Last week, I visited a farmer in southwest Zambia - Kazungula district to be exact. This area along the Chobe river between Botswana, Zimbabwe, Zambia and Namibia is known to be drought prone. I was told it has something to do with the dry winds from the Kalahari desert, but I'm not a meteorologist, so I don't know. However, in terms of drought, it looks like this year will be no different.
The maize on our farmer's field was between three and five feet tall, some of it already tasseled, forced into early maturity by the dry weather conditions. Many leaves were already starting to curl and brown. It was hard to see that it would grow much taller. In a good year, he said, he could get upwards of 80 bags (50 kgs each) of maize from his two hectares.
A little while on, he showed us his ground nut (peanut) field (right). It had been planted after the first rains, which had come late (January). I might not have gotten this down right in my notes, but I believe he said it had been three weeks since the last precipitation.
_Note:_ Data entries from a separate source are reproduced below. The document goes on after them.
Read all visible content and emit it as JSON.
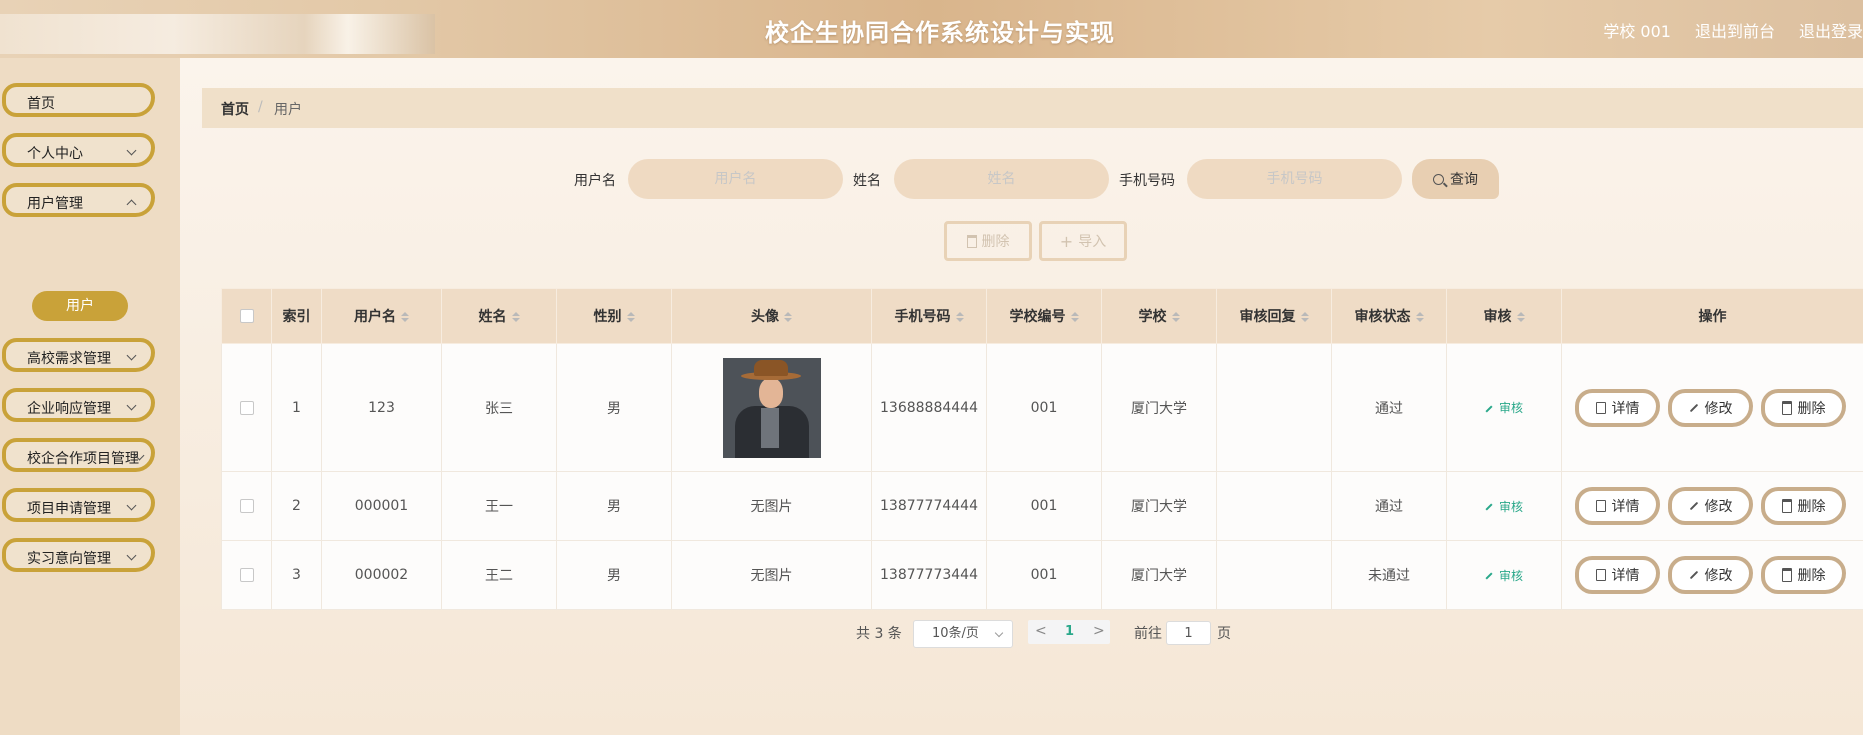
{
  "header": {
    "title": "校企生协同合作系统设计与实现",
    "user": "学校 001",
    "front_link": "退出到前台",
    "logout": "退出登录"
  },
  "sidebar": {
    "items": [
      {
        "label": "首页"
      },
      {
        "label": "个人中心"
      },
      {
        "label": "用户管理"
      },
      {
        "label": "高校需求管理"
      },
      {
        "label": "企业响应管理"
      },
      {
        "label": "校企合作项目管理"
      },
      {
        "label": "项目申请管理"
      },
      {
        "label": "实习意向管理"
      }
    ],
    "active_sub": "用户"
  },
  "breadcrumb": {
    "home": "首页",
    "separator": "/",
    "current": "用户"
  },
  "search": {
    "username_label": "用户名",
    "username_placeholder": "用户名",
    "name_label": "姓名",
    "name_placeholder": "姓名",
    "phone_label": "手机号码",
    "phone_placeholder": "手机号码",
    "query_button": "查询"
  },
  "actions": {
    "delete": "删除",
    "import": "导入"
  },
  "table": {
    "headers": {
      "index": "索引",
      "username": "用户名",
      "name": "姓名",
      "gender": "性别",
      "avatar": "头像",
      "phone": "手机号码",
      "school_no": "学校编号",
      "school": "学校",
      "reply": "审核回复",
      "status": "审核状态",
      "audit": "审核",
      "operation": "操作"
    },
    "rows": [
      {
        "index": "1",
        "username": "123",
        "name": "张三",
        "gender": "男",
        "avatar": "",
        "phone": "13688884444",
        "school_no": "001",
        "school": "厦门大学",
        "reply": "",
        "status": "通过",
        "audit": "审核"
      },
      {
        "index": "2",
        "username": "000001",
        "name": "王一",
        "gender": "男",
        "avatar": "无图片",
        "phone": "13877774444",
        "school_no": "001",
        "school": "厦门大学",
        "reply": "",
        "status": "通过",
        "audit": "审核"
      },
      {
        "index": "3",
        "username": "000002",
        "name": "王二",
        "gender": "男",
        "avatar": "无图片",
        "phone": "13877773444",
        "school_no": "001",
        "school": "厦门大学",
        "reply": "",
        "status": "未通过",
        "audit": "审核"
      }
    ],
    "row_buttons": {
      "detail": "详情",
      "edit": "修改",
      "delete": "删除"
    }
  },
  "pagination": {
    "total": "共 3 条",
    "page_size": "10条/页",
    "prev": "<",
    "current_page": "1",
    "next": ">",
    "goto_label": "前往",
    "goto_value": "1",
    "page_suffix": "页"
  }
}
I asked him what he would do if the rains didn't come.
"There's nothing we can do," he said. "We can't control the weather."